• [AIM OF THE TASK]: Word for word, restate all of the data shown below.

• [GIVEN RECORDS]:
BEGIN
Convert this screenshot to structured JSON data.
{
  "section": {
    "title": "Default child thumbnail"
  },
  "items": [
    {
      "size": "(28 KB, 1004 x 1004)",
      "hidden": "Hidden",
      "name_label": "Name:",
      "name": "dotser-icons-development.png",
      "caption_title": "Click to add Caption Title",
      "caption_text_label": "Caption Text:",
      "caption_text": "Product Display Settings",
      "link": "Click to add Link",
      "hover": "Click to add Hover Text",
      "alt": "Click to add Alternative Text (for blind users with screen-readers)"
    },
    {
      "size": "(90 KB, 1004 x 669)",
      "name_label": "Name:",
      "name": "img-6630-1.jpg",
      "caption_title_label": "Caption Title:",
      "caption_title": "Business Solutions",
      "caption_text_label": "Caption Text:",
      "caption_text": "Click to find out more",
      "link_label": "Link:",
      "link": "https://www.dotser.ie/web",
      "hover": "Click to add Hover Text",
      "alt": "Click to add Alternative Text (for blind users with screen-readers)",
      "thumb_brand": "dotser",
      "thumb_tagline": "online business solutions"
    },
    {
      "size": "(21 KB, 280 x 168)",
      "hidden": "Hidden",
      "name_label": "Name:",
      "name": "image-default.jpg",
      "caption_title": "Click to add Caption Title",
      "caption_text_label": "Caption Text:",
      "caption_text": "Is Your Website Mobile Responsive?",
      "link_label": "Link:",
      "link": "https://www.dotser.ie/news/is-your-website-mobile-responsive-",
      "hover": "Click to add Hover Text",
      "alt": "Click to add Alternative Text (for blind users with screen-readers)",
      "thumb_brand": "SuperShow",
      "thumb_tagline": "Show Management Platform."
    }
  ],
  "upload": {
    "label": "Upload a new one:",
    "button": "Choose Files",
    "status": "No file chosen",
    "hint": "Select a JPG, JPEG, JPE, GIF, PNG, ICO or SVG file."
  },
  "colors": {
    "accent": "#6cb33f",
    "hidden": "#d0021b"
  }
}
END
• [RESPONSE]:
Convert this screenshot to structured JSON data.
{
  "section": {
    "title": "Default child thumbnail"
  },
  "items": [
    {
      "size": "(28 KB, 1004 x 1004)",
      "hidden": "Hidden",
      "name_label": "Name:",
      "name": "dotser-icons-development.png",
      "caption_title": "Click to add Caption Title",
      "caption_text_label": "Caption Text:",
      "caption_text": "Product Display Settings",
      "link": "Click to add Link",
      "hover": "Click to add Hover Text",
      "alt": "Click to add Alternative Text (for blind users with screen-readers)"
    },
    {
      "size": "(90 KB, 1004 x 669)",
      "name_label": "Name:",
      "name": "img-6630-1.jpg",
      "caption_title_label": "Caption Title:",
      "caption_title": "Business Solutions",
      "caption_text_label": "Caption Text:",
      "caption_text": "Click to find out more",
      "link_label": "Link:",
      "link": "https://www.dotser.ie/web",
      "hover": "Click to add Hover Text",
      "alt": "Click to add Alternative Text (for blind users with screen-readers)",
      "thumb_brand": "dotser",
      "thumb_tagline": "online business solutions"
    },
    {
      "size": "(21 KB, 280 x 168)",
      "hidden": "Hidden",
      "name_label": "Name:",
      "name": "image-default.jpg",
      "caption_title": "Click to add Caption Title",
      "caption_text_label": "Caption Text:",
      "caption_text": "Is Your Website Mobile Responsive?",
      "link_label": "Link:",
      "link": "https://www.dotser.ie/news/is-your-website-mobile-responsive-",
      "hover": "Click to add Hover Text",
      "alt": "Click to add Alternative Text (for blind users with screen-readers)",
      "thumb_brand": "SuperShow",
      "thumb_tagline": "Show Management Platform."
    }
  ],
  "upload": {
    "label": "Upload a new one:",
    "button": "Choose Files",
    "status": "No file chosen",
    "hint": "Select a JPG, JPEG, JPE, GIF, PNG, ICO or SVG file."
  },
  "colors": {
    "accent": "#6cb33f",
    "hidden": "#d0021b"
  }
}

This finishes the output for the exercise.